* **Your objective**: Go through the lines below and copy any that hold the string "Audio".

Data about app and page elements
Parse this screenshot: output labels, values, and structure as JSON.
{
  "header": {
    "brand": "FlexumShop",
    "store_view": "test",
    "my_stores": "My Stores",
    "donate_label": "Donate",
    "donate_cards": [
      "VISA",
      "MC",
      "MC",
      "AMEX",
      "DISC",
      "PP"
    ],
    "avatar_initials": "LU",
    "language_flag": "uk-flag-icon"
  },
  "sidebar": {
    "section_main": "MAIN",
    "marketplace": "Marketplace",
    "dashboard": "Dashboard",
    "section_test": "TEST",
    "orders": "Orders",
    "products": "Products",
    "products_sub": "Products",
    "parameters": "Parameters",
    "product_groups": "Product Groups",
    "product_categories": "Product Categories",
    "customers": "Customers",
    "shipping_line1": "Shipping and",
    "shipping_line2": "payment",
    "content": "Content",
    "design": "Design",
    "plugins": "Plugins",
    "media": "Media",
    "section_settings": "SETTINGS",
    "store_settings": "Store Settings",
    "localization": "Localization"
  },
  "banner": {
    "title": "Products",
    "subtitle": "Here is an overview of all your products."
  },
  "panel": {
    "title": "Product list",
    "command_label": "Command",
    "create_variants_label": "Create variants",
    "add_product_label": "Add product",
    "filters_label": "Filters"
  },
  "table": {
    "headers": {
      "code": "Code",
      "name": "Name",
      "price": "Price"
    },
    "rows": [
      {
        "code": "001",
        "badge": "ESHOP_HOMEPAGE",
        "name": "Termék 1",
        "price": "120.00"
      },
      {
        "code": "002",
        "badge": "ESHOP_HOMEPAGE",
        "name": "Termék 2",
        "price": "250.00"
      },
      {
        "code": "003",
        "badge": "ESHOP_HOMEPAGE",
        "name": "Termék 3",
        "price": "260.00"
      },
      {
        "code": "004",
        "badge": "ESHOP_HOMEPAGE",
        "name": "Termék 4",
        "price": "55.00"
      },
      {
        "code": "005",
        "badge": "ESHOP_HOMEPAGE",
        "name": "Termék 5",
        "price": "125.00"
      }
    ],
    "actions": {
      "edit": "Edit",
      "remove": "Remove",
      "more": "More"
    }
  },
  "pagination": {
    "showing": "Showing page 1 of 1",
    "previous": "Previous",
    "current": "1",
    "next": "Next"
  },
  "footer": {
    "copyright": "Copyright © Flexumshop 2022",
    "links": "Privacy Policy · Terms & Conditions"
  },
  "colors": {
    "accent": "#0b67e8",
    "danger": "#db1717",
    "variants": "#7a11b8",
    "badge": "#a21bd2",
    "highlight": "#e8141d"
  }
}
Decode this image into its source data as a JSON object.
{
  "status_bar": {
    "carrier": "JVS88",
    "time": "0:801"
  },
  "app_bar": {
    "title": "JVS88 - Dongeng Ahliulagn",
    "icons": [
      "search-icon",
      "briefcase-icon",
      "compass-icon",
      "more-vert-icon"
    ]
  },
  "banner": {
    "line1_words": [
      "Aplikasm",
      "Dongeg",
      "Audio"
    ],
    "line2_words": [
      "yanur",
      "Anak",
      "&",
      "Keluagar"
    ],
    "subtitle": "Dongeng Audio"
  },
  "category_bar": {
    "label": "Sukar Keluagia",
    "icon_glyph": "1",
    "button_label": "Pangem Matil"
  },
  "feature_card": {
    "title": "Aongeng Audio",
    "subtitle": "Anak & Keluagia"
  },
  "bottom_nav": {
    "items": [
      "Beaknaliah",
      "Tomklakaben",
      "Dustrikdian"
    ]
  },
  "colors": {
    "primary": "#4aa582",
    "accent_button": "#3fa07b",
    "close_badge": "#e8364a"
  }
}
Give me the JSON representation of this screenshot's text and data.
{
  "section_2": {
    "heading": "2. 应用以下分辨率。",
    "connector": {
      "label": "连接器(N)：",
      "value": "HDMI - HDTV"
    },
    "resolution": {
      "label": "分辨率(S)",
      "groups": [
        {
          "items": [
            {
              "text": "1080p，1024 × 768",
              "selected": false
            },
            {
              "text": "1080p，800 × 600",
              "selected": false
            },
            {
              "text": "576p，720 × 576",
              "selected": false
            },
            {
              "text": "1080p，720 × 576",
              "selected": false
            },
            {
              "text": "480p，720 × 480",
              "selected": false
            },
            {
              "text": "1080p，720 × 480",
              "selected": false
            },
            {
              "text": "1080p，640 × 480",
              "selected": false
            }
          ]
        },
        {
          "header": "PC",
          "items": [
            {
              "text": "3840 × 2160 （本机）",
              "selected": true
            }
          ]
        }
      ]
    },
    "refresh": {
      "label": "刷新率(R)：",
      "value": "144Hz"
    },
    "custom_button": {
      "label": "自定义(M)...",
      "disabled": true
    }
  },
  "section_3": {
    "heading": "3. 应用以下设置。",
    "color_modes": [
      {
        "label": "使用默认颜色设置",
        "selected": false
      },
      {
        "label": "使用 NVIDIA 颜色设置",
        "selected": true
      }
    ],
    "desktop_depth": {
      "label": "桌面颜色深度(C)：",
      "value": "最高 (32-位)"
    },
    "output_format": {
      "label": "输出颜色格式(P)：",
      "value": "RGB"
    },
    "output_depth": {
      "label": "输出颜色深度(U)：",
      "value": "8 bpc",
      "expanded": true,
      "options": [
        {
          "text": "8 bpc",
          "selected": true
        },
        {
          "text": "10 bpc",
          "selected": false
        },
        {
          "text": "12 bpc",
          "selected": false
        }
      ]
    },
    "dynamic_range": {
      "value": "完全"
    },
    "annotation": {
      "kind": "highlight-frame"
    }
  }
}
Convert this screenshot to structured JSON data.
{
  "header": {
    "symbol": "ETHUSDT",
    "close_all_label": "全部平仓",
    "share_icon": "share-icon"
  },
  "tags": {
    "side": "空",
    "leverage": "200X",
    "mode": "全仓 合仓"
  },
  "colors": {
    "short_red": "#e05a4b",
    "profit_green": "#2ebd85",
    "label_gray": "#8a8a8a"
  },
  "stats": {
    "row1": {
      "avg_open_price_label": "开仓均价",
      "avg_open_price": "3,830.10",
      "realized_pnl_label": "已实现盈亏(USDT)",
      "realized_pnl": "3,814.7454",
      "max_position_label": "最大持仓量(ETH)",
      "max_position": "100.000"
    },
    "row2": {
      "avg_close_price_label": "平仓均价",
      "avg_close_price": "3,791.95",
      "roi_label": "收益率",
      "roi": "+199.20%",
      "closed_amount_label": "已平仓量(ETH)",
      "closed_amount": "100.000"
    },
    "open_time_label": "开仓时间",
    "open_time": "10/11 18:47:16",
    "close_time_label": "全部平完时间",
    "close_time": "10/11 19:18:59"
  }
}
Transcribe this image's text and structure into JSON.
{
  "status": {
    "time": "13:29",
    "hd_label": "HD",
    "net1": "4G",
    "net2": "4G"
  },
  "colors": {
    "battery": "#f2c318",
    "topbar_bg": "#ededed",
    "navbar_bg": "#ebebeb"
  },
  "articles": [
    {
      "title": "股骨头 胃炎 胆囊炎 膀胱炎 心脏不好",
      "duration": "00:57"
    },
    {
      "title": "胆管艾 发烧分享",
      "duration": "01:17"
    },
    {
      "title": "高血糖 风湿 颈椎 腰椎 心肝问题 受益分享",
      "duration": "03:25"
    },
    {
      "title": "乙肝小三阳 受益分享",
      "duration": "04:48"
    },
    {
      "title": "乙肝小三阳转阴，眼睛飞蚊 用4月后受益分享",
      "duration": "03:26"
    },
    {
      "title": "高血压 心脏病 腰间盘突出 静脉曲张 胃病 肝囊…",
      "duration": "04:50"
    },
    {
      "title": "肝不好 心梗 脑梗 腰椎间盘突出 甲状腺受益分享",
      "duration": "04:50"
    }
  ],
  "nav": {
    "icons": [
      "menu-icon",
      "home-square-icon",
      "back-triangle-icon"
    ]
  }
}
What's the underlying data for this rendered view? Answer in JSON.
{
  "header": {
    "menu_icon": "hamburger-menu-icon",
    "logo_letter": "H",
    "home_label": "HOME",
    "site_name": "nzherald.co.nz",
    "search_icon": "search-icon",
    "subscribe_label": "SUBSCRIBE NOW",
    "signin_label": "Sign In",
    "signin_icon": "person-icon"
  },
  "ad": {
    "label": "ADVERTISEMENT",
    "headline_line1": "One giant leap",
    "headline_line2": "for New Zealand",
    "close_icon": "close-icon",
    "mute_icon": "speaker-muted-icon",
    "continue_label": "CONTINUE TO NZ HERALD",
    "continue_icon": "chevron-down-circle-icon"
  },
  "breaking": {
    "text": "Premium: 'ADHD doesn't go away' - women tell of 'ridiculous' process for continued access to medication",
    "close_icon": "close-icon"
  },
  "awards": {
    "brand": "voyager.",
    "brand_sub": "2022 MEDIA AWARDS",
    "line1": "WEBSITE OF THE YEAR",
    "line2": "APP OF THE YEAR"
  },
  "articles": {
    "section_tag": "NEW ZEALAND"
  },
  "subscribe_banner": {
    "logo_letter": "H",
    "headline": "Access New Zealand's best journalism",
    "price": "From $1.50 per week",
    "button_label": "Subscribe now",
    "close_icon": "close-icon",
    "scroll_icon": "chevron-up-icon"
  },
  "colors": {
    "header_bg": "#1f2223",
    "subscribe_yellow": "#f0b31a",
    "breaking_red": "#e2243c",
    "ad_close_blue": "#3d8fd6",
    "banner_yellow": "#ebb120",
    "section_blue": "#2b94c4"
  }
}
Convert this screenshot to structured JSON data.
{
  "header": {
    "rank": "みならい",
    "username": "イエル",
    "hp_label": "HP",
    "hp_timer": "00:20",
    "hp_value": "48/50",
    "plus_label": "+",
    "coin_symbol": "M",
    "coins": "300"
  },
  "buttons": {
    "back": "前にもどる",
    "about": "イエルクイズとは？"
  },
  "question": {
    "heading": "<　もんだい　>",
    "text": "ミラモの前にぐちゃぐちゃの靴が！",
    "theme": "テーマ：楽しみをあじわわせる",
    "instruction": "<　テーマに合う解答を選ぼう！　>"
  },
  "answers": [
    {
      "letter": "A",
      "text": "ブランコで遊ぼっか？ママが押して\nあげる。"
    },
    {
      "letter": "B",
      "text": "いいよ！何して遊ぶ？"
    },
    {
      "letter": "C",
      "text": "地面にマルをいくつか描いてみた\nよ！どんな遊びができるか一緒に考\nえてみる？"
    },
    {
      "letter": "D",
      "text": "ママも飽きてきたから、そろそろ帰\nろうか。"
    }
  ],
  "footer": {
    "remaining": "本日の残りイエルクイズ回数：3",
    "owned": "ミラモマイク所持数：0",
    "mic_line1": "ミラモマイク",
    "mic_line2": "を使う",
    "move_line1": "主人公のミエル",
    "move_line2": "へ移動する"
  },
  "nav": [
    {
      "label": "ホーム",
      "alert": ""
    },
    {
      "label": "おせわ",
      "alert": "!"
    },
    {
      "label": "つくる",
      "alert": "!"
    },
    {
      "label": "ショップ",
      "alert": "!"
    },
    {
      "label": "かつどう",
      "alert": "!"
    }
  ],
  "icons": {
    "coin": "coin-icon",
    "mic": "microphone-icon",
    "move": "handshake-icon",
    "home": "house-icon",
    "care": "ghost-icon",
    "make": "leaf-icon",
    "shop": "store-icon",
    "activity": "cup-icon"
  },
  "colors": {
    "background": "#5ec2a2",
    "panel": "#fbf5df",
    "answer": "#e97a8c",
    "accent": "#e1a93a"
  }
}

* **Reply**:
      "Audio"
    "subtitle": "Dongeng Audio"
    "title": "Aongeng Audio",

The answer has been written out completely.